in Network neutrality
Richard Parrish

7 The future of EU sports law and policy A central objective of this text was to place some order on the seemingly random and ad hoc impulses of EU activity in the sports sector. The book claims that today’s EU sports policy has developed out of a policy tension within the EU. The tension between the Single Market regulatory impulses of EU activity in sport and the EU’s political policy objectives for sport has contributed to the birth of a EU sports policy defined by the construction of the separate territories approach. In other words a distinct legal approach

in Sports law and policy in the European Union
Richard Parrish

1 The birth of EU sports law and policy Despite the absence of a Treaty base, the EU currently operates a sports policy. This policy is the product of activity within the EU’s sports policy subsystem, a subsystem formed in response to the infamous Bosman ruling. Prior to that the EU operated a highly polarised and fragmented sports policy characterised by two conflicting policy approaches to sport. First, the EU took a fleeting regulatory interest in sport. The ECJ and the Competition Policy Directorate intervened in sport to correct free movement and
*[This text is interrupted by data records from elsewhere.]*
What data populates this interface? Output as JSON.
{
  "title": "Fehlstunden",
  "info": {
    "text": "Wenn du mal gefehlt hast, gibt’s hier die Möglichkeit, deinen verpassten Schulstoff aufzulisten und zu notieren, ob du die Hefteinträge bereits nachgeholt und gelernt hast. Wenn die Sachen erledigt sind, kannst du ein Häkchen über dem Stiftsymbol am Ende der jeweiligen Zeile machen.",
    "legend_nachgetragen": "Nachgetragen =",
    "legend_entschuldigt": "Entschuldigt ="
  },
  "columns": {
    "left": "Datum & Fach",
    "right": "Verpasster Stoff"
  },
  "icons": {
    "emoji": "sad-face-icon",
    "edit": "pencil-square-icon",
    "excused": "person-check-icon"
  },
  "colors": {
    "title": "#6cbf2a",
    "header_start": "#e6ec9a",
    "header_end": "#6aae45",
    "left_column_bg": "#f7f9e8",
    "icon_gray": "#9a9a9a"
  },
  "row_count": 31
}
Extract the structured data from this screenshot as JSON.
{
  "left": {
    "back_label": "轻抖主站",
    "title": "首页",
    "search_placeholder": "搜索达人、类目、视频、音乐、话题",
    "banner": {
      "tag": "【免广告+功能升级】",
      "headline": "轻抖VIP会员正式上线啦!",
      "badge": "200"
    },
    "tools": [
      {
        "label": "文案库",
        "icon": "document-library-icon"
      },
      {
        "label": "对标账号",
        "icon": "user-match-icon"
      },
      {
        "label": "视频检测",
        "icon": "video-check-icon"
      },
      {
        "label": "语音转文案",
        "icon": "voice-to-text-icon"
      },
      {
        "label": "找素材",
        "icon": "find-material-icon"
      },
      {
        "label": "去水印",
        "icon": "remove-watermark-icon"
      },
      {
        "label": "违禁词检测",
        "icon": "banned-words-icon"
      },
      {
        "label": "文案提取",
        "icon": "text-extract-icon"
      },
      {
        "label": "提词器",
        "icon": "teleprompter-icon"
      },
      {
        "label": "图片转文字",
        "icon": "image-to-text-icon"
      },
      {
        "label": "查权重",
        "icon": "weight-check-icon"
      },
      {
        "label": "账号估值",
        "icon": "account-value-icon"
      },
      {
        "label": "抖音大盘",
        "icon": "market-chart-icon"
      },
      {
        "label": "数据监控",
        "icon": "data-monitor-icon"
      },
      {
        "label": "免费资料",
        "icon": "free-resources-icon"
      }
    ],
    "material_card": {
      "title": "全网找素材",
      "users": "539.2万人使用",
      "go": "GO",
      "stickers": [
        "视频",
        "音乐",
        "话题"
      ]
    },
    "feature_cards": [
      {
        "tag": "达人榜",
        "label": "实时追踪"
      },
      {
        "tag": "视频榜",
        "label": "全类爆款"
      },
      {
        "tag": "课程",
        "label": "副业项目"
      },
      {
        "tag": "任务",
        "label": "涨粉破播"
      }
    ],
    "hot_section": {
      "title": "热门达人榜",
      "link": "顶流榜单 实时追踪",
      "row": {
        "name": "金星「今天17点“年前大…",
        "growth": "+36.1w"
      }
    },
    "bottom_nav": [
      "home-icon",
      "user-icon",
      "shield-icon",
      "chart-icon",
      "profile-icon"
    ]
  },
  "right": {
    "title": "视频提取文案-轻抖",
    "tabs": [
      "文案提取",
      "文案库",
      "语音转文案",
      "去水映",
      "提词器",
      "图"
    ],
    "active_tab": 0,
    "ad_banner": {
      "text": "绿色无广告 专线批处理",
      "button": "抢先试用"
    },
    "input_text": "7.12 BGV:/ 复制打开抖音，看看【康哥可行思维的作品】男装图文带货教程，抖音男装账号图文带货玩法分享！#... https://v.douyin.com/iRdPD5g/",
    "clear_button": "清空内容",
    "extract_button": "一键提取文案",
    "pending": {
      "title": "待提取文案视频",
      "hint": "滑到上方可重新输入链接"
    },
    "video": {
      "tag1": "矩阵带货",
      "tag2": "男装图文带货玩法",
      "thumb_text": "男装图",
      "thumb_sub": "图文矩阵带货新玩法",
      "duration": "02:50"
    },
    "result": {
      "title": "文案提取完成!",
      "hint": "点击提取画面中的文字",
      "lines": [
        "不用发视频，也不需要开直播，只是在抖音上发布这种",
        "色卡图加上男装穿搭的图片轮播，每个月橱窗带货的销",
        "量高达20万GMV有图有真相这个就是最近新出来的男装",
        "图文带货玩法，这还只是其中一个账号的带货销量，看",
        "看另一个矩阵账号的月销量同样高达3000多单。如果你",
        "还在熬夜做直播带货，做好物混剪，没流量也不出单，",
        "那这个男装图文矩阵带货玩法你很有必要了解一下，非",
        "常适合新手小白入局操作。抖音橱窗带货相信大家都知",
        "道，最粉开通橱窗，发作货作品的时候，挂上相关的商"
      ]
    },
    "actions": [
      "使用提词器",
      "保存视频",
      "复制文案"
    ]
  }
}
in Sports law and policy in the European Union
Richard Parrish

2 Towards a theory of EU sports law and policy Traditionally in Britain, sports law has not been a theorised area of study. To some extent this unsatisfactory state of affairs still persists despite the teaching of sports law as an academic discipline on a growing number of University programmes. Sports law programmes are run by the Anglia Polytechnic University, Kings College, the Manchester Metropolitan University and the University of Westminster. The reporting and analysis of sports law is improving. Since 1993 the British Association for Sport and the Law

in Sports law and policy in the European Union
Catherine Laws

10 Beckett and unheard sound Catherine Laws The prospect of silence Beckett’s work has often been perceived as pushing towards its own obliteration, ever closer to the silencing of the voice. His ‘characters’ – though hardly that – with decaying, almost useless bodies, situated in barren environments, steadily insist that there is nothing to say and no possibility of knowledge or understanding, while (and by) fizzling on with their increasingly broken, empty, repetitive, hopeless – and often very funny – narratives of their very attempts to tell meaningful

in Beckett and nothing